Task description
Wherever "General" shows up in the records below, copy the whole line.
***** Data for review *****
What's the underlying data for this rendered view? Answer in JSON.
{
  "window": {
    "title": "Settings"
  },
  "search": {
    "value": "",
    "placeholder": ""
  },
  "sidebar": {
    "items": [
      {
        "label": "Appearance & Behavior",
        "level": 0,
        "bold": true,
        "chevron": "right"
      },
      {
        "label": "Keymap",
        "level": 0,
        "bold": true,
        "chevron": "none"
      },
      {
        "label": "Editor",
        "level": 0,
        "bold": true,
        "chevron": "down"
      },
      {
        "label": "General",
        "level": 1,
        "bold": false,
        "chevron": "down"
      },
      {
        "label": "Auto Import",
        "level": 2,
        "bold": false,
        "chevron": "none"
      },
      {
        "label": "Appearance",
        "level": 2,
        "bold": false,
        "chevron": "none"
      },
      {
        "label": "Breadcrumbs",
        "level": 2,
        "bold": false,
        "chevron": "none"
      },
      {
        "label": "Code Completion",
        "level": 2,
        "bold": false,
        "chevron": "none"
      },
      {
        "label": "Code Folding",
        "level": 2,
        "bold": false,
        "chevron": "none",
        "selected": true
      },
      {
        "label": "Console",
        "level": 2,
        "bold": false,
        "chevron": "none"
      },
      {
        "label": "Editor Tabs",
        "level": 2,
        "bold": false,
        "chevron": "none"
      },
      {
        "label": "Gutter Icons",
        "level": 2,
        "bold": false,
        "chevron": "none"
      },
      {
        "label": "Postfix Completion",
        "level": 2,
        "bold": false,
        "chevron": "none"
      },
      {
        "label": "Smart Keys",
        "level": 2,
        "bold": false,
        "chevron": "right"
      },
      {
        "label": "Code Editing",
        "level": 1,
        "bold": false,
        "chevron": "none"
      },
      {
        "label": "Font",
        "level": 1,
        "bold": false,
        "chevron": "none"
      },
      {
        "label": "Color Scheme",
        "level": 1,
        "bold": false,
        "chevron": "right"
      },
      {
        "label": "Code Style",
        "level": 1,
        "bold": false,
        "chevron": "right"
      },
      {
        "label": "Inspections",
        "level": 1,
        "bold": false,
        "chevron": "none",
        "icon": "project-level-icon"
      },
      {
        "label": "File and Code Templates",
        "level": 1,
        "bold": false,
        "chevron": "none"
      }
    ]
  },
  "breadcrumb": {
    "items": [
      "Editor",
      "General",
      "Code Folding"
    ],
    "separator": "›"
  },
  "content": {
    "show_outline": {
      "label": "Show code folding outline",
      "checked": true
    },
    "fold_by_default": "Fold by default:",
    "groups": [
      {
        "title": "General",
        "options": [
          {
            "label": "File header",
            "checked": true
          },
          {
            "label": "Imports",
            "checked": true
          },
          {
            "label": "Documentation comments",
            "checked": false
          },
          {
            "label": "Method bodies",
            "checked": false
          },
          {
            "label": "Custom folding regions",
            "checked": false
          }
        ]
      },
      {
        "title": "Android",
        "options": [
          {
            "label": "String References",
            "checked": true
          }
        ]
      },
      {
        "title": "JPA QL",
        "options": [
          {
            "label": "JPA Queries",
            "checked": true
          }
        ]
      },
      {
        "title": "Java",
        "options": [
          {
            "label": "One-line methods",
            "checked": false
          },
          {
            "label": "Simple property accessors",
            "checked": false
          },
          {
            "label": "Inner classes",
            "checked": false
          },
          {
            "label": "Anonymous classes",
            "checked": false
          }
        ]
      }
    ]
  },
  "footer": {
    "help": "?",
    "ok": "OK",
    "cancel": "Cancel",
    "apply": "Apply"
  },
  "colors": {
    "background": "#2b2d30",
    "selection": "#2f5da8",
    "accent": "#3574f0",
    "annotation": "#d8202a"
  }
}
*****
Solution
        "label": "General",
      "General",
        "title": "General",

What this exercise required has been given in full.